>>>>
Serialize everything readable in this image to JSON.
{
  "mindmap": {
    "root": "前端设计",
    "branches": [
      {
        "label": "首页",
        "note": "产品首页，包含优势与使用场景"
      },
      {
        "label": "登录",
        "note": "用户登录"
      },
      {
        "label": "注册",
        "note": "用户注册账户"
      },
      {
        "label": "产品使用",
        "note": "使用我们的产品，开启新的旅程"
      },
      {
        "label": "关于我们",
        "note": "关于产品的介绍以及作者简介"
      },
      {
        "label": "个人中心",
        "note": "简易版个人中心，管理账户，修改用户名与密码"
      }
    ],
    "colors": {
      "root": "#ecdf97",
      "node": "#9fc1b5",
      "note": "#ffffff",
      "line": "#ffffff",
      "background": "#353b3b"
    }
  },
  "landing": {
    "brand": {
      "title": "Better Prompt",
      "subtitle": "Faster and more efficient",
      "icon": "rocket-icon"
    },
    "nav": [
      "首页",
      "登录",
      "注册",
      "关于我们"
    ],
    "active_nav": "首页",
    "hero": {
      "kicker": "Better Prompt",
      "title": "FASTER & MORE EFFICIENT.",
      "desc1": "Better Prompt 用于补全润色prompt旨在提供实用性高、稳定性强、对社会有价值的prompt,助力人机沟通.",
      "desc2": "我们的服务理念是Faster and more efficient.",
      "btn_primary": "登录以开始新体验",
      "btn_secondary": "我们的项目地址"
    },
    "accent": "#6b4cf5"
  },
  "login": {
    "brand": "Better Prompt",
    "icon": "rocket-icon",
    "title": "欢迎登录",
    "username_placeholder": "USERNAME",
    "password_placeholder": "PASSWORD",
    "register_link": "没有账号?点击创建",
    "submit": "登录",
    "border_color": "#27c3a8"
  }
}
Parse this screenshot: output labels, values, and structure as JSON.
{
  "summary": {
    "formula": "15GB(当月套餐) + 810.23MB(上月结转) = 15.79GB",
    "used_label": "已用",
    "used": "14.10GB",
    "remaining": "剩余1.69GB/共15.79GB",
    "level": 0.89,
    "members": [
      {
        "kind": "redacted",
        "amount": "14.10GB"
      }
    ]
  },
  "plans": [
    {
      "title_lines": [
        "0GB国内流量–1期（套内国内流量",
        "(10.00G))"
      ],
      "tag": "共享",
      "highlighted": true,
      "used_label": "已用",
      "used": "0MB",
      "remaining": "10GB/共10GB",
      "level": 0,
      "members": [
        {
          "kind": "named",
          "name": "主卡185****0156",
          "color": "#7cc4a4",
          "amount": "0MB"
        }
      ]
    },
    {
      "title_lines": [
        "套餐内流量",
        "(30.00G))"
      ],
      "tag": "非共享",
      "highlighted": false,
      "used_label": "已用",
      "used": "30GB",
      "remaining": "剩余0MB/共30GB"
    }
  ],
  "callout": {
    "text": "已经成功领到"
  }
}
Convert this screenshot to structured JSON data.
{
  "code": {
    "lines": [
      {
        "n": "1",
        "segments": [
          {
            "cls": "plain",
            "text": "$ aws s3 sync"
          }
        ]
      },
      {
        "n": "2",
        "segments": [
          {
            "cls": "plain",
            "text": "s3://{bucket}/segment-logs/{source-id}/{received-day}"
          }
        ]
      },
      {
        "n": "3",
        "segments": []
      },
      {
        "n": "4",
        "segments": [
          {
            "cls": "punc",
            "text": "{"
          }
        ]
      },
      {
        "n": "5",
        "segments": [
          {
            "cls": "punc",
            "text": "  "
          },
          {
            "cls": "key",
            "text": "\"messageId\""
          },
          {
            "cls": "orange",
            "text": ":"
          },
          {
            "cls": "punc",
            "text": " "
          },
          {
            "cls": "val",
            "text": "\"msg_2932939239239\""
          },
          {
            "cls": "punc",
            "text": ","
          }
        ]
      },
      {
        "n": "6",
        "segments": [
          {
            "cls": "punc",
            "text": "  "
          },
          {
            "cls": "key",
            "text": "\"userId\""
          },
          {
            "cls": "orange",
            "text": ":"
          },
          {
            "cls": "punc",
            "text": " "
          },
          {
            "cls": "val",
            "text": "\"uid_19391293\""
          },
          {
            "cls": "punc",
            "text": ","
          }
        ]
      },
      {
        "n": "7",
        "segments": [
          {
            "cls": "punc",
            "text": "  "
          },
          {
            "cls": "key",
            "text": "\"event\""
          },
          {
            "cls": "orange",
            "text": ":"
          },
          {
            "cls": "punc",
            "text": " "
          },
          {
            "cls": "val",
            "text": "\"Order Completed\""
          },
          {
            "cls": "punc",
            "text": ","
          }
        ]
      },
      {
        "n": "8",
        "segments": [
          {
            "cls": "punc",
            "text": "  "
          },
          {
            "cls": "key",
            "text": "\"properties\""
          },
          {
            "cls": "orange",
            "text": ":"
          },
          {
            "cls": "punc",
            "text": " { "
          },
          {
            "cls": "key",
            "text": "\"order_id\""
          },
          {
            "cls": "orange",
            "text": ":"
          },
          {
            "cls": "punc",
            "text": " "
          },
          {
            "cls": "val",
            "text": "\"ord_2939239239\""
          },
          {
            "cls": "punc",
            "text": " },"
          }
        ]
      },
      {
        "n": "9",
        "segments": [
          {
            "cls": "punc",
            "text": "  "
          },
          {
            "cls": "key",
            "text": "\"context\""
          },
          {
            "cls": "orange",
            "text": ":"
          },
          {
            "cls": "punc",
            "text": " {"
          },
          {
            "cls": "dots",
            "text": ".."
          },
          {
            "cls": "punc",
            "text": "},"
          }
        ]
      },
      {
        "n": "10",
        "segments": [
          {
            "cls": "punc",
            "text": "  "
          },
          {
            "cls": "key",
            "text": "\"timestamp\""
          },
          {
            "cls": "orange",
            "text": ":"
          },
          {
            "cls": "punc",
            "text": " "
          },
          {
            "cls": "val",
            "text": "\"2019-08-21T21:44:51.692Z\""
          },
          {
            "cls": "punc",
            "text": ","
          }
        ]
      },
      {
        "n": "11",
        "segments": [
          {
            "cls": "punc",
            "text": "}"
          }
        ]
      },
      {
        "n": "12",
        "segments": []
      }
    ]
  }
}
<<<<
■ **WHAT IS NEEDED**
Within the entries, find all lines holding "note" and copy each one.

■ **EXPECTED ANSWER**
        "note": "产品首页，包含优势与使用场景"
        "note": "用户登录"
        "note": "用户注册账户"
        "note": "使用我们的产品，开启新的旅程"
        "note": "关于产品的介绍以及作者简介"
        "note": "简易版个人中心，管理账户，修改用户名与密码"
      "note": "#ffffff",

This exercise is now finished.